Despite being one of the bright spots for Sears, Lands’ End was spun off to existing shareholders in an effort to unlock value and allow Sears to focus on improving its core businesses, according to the company.
The clothing brand booked net income of $79 million in the latest full year, an increase of 58% over the prior year, while Sears suffered a loss of $1.4 billion.
Sears, which acquired Lands’ End for $1.9 billion in 2002, will benefit from a $500 million dividend paid by the newly separated company. Lands’ End will also pay rent for its 275 shops located in Sears department stores.
The split gave Sears chairman and CEO Ed Lampert’s hedge fund a 48.4% stake in Lands’ End, about the same as its ownership of Sears.

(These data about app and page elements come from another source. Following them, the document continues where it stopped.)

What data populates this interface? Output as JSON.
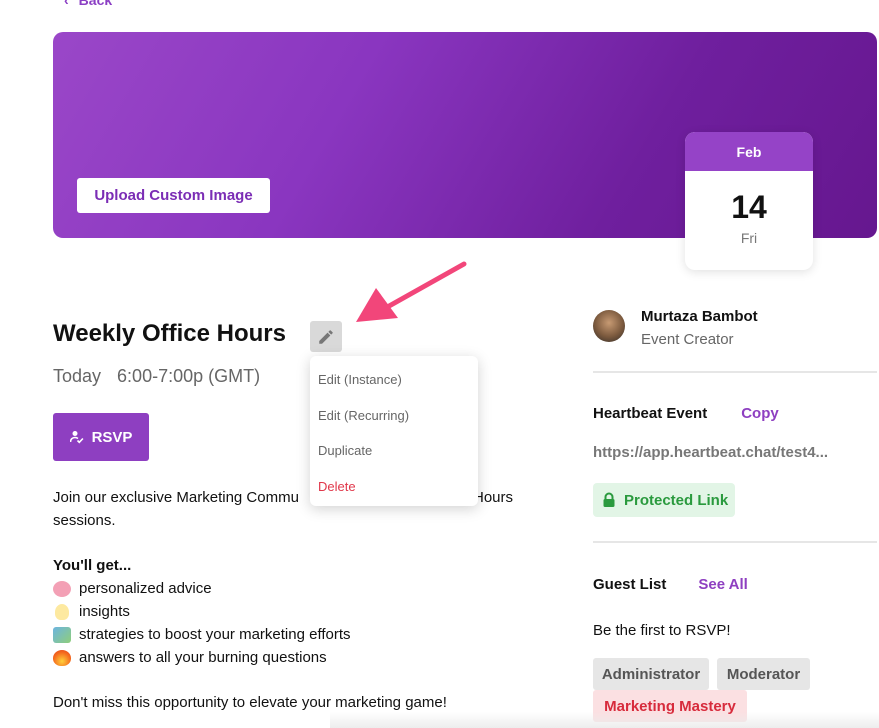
{
  "nav": {
    "back_label": "Back"
  },
  "banner": {
    "upload_label": "Upload Custom Image"
  },
  "date_card": {
    "month": "Feb",
    "day": "14",
    "weekday": "Fri"
  },
  "event": {
    "title": "Weekly Office Hours",
    "date_label": "Today",
    "time_label": "6:00-7:00p (GMT)",
    "rsvp_label": "RSVP"
  },
  "edit_menu": {
    "items": [
      "Edit (Instance)",
      "Edit (Recurring)",
      "Duplicate",
      "Delete"
    ]
  },
  "description": {
    "intro_start": "Join our exclusive Marketing Commu",
    "intro_end": "Hours",
    "intro_line2": "sessions.",
    "gets_heading": "You'll get...",
    "gets": [
      "personalized advice",
      "insights",
      "strategies to boost your marketing efforts",
      "answers to all your burning questions"
    ],
    "closing": "Don't miss this opportunity to elevate your marketing game!"
  },
  "creator": {
    "name": "Murtaza Bambot",
    "role": "Event Creator"
  },
  "heartbeat": {
    "label": "Heartbeat Event",
    "copy_label": "Copy",
    "url": "https://app.heartbeat.chat/test4...",
    "protected_label": "Protected Link"
  },
  "guests": {
    "label": "Guest List",
    "see_all_label": "See All",
    "empty_text": "Be the first to RSVP!",
    "tags": [
      "Administrator",
      "Moderator",
      "Marketing Mastery"
    ]
  },
  "colors": {
    "accent": "#8e3fc1",
    "danger": "#e0374a",
    "success": "#2a9a3e",
    "arrow": "#f2467a"
  }
}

Lands’ End had a bumpy ride in the early going. The stock was down 7.2% at $29.38 on Monday morning, while Sears rose 2.3% to $41.60.
In addition to the Lands’ End spinoff, Sears has shuffled other parts of its retail portfolio over the past two years.
The Hoffman Estates, Ill.-based company gave shareholders a stake in Sears Canada and completely spun off Sears Hometown & Outlet Stores (SHOS). It is also considering strategic options for Sears Auto Center, a chain of repair shops.